The agreement didn’t work. Zero of the Minsk agreement provisions have been fully realized.
In 2016, then-German Foreign Minister Steinmeier proposed a simplified version of the Minsk agreements during talks with his colleagues from France, Ukraine and Russia. It included holding elections in the occupied territories under Ukrainian legislation and the supervision of the Organization for Security and Co-operation in Europe (OSCE).
If OSCE deems these elections free and fair, then the special status of these regions will kick in and Ukraine will receive its borders back.
The formula wasn’t written down and was swiftly forgotten.
Change of plans
After Ukraine’s presidential elections, held on April 21, the situation changed. Newly elected President Zelensky made ending the war in Donbas one of his top priorities and promised fast results.
According to Zelensky, he will discuss the Steinmeier Formula during the Normandy Four meeting, planned for the upcoming months.
Vadym Prystaiko, Ukraine’s foreign minister, said on Sept. 13, “We are proposing to hold local elections throughout (Ukraine’s) territory, including the occupied regions.”
He later gave a more detailed explanation, saying that the elections will be based upon Ukrainian legislation and that Ukraine’s constitution will remain intact.
Russia, Germany and France all made earlier comments that they are willing to discuss the formula.
Sergey Lavrov, Russia’s foreign minister, said on Aug. 26, that Russia wants the Steinmeier formula on paper before any further discussions take place.
Umland, in a comment to the Kyiv Post, said that the question now is how close the German and French interpretation of the Steinmeier formula would be to that of Russia.

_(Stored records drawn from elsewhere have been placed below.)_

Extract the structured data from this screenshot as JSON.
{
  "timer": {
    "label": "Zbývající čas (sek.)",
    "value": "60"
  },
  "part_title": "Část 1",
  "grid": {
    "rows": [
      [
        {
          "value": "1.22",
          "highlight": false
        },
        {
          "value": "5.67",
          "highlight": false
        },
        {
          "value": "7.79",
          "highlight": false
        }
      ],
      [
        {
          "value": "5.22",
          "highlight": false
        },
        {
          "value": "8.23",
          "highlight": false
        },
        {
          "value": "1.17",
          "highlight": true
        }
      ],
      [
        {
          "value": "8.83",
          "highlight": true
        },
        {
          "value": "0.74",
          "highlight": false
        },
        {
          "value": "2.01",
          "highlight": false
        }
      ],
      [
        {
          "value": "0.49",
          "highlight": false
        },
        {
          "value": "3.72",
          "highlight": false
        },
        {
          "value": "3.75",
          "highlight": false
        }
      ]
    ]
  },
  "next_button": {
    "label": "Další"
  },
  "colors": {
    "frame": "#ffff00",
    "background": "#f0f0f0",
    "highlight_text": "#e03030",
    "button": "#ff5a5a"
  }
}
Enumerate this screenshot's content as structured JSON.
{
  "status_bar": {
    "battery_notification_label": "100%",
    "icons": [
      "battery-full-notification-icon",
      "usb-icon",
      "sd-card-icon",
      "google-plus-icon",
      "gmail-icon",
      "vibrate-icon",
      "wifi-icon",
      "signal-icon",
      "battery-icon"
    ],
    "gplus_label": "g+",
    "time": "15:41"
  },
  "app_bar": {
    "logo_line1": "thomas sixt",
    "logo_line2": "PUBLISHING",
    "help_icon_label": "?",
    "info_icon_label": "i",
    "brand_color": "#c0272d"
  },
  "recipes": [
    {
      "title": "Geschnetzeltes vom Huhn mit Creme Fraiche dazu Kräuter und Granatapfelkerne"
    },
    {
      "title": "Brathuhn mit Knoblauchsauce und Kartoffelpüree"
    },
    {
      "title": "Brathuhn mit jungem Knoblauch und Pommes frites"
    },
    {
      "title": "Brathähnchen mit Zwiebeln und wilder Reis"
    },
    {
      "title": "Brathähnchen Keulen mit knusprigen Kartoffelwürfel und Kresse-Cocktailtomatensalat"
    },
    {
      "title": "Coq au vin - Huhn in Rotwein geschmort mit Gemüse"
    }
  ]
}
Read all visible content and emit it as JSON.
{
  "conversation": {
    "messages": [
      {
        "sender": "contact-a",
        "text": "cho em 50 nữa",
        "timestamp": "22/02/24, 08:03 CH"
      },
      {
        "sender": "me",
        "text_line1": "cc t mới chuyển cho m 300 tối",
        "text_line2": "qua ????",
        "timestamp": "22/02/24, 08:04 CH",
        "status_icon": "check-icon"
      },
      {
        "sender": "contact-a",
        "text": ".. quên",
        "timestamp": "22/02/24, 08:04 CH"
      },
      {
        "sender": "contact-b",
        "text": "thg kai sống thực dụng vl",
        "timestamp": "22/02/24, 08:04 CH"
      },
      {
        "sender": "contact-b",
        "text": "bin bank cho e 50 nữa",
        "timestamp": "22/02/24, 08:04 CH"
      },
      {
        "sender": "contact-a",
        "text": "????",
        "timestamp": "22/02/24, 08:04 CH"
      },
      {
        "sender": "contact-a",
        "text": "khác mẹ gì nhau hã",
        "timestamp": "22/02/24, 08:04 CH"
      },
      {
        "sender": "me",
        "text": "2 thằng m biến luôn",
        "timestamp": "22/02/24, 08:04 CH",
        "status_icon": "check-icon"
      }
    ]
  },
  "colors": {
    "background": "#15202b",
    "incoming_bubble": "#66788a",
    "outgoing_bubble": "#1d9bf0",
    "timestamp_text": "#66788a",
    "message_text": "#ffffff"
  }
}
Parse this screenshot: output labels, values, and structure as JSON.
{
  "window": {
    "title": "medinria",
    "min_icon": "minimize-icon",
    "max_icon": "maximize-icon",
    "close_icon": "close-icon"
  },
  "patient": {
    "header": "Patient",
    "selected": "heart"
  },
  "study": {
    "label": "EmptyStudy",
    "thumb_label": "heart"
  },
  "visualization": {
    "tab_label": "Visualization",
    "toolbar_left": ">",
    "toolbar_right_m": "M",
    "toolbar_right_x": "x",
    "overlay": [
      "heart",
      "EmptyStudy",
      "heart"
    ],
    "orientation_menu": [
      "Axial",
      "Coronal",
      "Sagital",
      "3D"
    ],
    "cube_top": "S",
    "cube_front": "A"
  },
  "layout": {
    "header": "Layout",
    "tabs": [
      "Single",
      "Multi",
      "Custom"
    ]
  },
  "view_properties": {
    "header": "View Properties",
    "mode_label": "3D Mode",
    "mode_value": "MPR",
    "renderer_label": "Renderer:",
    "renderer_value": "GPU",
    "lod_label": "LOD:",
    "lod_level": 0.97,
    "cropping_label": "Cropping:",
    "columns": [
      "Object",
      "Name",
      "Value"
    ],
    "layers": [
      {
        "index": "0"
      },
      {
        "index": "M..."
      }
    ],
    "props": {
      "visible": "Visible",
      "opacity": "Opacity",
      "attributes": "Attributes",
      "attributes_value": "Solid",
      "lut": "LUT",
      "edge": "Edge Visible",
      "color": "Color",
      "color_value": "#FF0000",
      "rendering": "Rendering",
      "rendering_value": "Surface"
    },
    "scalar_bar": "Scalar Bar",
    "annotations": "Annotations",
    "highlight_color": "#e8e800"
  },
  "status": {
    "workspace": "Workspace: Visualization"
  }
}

Fesenko says that even though all sides are willing to discuss Steinmeier’s proposals, the level of these talks may again be lowered to avoid responsibility.
The Minsk agreements — despite the agreement of German Chancellor Angela Merkel and Presidents of France, Ukraine and Russia — were signed by representatives with questionable status. Ex-President Leonid Kuchma from Ukraine, OSCE diplomat Heidi Tagliavini, Russian Ambassador Mikhail Zurabov and leaders of the Russian-controlled proxy statelets were the ones signing the eventual agreements.
Pavlo Klimkin, Ukraine’s former foreign minister, in a Sept. 13 radio interview with Novoe Vremya, stated that the Steinmeier formula is meant to create a proper sequence to begin the process of reintegrating Donbas.
According to Klimkin, the fact that the elections would be held by the OSCE and according to their standards implies that Russian troops must be withdrawn, insurgents must lay down their weapons and free media must be permitted into the occupied zone.
“A United Nations or OSCE led peacekeeping force must be deployed,” said Klimkin.
Yet Russia sees the situation differently.
According to Umland, Russia has little to lose – they will influence the elections and will bet on the OSCE acknowledging the results. If the plan fails, then the status quo favorable to Russia will remain, returning Donbas back into the gray area.
Nonetheless, Umland says the risk is worth taking.
“The OSCE, France and Germany know the problems with Russian desires in eastern Ukraine. If there was more trust (in the OSCE), it would be worth trying,” Umland adds.
The West will accept only fair and transparent elections according to Ukrainian law, Umland says.
“I don’t see Ukraine as the losing side of such a process. Starting this process is more important. Creating the conditions for such elections would amount for the return of Ukraine’s state apparatus to the currently occupied territories.”
However, too few expect that the Steinmeier formula will lead to long-term stability.
“It will most likely become some sort of useless protocol,” says Fesenko. “Ukraine needs it to advance the Normandy Four meeting, nothing more.”